■ **Prompt**
The records sit below. Return every line in them that holds the word "area".

Component data from apps and pages
****************
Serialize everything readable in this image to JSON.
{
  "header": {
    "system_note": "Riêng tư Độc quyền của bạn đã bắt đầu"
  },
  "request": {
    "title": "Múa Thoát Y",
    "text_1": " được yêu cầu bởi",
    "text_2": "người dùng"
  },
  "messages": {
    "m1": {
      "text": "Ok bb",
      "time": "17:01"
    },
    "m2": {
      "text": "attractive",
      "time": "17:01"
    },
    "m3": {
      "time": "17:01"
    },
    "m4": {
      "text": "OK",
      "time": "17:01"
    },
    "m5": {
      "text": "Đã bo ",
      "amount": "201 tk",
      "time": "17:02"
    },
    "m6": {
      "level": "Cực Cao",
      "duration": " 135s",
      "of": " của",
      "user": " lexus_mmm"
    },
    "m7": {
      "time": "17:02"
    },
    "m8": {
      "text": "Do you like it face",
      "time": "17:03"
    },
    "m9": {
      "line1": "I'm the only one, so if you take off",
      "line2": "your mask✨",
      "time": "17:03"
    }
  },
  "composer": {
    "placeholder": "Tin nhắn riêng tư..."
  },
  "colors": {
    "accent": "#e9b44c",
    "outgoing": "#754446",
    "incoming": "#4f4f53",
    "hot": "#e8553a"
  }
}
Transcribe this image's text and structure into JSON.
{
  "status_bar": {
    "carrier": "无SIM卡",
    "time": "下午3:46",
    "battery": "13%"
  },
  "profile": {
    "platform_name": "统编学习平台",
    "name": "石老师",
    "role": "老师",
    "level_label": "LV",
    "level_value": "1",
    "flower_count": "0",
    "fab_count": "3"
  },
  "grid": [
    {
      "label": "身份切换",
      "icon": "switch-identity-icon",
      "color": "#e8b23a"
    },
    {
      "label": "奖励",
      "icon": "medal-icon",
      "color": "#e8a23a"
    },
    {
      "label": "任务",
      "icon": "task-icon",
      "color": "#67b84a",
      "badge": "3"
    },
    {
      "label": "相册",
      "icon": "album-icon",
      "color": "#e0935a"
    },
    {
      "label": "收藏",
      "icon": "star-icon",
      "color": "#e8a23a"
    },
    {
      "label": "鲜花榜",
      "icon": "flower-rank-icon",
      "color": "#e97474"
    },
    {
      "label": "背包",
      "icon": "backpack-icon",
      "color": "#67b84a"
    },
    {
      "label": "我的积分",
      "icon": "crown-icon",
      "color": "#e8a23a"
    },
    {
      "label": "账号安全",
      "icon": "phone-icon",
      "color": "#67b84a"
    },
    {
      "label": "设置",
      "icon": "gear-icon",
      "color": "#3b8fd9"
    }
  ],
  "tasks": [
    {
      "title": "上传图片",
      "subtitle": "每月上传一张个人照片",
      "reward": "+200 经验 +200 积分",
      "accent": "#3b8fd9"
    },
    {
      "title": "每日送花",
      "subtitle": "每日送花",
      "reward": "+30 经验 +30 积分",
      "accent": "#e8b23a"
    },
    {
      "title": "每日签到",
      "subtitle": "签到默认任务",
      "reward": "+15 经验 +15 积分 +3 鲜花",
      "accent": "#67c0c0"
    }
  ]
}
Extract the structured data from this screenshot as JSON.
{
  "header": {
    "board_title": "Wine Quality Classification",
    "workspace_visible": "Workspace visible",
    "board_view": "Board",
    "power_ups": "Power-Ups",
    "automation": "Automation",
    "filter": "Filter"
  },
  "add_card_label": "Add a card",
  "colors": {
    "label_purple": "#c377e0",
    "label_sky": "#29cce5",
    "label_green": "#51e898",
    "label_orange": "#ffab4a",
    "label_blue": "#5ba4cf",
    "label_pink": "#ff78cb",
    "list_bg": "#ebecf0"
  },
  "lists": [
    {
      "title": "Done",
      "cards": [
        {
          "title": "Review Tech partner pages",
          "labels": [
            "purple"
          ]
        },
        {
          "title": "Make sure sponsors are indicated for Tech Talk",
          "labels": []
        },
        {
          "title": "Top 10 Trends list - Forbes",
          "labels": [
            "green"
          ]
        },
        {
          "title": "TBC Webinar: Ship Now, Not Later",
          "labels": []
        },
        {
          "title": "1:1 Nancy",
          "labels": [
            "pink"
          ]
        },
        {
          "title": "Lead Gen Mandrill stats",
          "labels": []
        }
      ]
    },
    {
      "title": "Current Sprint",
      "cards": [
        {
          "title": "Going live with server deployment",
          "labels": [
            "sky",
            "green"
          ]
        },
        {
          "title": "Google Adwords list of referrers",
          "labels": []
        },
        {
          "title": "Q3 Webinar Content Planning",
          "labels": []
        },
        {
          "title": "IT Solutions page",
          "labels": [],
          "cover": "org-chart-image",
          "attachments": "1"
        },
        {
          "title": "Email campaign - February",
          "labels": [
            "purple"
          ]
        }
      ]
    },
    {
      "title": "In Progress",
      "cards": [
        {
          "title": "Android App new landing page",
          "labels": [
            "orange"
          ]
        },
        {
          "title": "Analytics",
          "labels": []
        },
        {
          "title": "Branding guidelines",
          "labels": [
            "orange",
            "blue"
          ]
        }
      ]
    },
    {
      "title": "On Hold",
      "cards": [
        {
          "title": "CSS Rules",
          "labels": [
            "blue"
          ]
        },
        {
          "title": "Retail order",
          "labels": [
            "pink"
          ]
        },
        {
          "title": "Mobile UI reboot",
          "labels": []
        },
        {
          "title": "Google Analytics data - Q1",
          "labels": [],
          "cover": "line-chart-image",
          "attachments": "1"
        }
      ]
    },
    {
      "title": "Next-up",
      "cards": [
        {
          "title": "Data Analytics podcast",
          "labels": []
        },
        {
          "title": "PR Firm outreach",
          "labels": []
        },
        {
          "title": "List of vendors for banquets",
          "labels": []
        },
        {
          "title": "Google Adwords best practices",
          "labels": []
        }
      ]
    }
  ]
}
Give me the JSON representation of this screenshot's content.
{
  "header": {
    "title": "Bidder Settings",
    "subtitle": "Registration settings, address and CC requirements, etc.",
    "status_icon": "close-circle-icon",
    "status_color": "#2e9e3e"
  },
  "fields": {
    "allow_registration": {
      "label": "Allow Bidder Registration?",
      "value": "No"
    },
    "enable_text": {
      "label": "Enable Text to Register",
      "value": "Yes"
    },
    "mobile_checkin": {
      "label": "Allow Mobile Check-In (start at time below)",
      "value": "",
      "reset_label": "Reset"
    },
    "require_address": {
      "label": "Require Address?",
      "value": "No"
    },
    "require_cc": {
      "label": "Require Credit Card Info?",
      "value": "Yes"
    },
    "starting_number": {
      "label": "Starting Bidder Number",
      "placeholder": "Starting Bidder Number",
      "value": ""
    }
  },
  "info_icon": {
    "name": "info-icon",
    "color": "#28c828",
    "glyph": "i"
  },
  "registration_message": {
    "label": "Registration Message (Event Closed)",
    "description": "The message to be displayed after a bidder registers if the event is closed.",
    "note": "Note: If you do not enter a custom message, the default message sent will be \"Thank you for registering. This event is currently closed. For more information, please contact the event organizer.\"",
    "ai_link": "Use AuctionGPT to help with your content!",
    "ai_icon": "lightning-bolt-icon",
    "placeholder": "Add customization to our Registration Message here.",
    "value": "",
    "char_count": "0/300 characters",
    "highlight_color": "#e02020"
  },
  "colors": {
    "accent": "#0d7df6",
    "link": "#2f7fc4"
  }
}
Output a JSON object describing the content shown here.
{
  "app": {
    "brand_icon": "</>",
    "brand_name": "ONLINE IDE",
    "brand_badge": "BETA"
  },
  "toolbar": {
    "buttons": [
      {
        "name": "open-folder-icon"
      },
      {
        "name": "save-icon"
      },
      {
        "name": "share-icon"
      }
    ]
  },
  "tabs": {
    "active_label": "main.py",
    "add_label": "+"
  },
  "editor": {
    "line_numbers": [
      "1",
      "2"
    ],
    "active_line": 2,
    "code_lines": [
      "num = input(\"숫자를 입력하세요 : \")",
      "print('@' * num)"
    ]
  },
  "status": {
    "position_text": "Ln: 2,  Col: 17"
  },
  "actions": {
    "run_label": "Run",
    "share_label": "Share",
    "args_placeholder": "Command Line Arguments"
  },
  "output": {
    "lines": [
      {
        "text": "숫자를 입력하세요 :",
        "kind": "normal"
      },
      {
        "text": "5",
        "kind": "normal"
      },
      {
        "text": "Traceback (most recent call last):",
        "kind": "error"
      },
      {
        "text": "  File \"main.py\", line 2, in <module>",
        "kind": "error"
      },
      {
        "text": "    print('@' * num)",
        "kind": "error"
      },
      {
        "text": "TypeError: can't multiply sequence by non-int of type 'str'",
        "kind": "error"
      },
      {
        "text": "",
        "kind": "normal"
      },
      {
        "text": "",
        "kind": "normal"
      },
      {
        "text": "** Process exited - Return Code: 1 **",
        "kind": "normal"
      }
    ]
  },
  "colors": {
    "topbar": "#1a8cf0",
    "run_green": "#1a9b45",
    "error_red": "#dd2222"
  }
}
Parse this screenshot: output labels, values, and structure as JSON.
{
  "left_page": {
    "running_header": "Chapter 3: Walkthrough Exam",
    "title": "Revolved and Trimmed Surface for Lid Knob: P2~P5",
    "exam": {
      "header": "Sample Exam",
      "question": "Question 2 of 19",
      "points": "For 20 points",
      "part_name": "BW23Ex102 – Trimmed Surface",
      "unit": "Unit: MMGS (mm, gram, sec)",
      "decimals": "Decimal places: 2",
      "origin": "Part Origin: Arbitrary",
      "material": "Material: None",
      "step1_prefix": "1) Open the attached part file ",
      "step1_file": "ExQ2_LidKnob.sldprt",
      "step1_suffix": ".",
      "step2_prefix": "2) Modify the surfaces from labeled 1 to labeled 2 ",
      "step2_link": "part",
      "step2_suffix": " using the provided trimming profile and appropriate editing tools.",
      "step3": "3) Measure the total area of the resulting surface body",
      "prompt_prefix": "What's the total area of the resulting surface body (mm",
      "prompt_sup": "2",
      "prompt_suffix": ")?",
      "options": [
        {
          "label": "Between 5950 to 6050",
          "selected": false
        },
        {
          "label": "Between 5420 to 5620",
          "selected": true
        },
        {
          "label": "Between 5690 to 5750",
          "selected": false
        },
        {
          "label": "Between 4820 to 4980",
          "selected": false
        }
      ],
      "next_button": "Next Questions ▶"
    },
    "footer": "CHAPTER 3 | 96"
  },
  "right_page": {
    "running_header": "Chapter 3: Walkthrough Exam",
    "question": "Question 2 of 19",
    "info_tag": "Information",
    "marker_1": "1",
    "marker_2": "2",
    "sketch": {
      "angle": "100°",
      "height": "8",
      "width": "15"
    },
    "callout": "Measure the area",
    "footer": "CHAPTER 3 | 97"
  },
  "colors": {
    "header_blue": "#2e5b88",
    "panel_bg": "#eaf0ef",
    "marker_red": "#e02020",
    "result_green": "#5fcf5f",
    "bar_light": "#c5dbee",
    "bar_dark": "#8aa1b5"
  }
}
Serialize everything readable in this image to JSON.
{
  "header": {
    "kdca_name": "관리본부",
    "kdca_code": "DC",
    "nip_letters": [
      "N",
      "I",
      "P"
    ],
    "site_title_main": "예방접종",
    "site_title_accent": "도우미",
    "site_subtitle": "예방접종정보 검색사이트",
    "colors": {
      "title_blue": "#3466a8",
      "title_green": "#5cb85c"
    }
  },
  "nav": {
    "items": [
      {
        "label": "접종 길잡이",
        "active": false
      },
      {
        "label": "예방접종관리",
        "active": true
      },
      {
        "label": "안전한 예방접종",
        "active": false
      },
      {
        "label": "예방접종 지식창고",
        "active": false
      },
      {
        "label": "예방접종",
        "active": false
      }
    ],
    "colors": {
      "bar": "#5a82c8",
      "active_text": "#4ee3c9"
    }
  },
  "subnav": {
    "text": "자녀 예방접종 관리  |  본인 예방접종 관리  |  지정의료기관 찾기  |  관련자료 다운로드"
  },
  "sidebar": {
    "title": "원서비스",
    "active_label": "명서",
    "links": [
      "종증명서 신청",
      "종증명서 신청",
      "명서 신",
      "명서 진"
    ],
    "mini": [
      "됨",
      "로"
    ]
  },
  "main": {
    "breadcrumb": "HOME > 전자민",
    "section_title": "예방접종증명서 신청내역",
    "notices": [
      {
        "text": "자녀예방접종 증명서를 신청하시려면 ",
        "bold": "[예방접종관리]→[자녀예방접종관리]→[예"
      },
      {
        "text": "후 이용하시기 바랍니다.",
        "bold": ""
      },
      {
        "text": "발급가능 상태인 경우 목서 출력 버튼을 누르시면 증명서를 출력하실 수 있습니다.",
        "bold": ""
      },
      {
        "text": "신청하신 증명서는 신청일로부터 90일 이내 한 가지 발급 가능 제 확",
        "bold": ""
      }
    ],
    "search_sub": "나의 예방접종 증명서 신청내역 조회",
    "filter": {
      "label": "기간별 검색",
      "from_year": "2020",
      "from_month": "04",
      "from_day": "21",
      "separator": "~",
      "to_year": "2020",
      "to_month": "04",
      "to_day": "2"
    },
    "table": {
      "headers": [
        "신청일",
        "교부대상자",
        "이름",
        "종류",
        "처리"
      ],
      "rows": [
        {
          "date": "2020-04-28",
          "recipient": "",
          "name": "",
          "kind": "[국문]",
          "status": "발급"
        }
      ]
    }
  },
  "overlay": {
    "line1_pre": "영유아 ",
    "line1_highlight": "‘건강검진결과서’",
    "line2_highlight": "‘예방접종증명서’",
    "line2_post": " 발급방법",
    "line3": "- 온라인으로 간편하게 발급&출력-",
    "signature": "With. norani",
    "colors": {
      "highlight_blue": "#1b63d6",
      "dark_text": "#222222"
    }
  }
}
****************
■ **Response below**
      "step3": "3) Measure the total area of the resulting surface body",
      "prompt_prefix": "What's the total area of the resulting surface body (mm",
    "callout": "Measure the area",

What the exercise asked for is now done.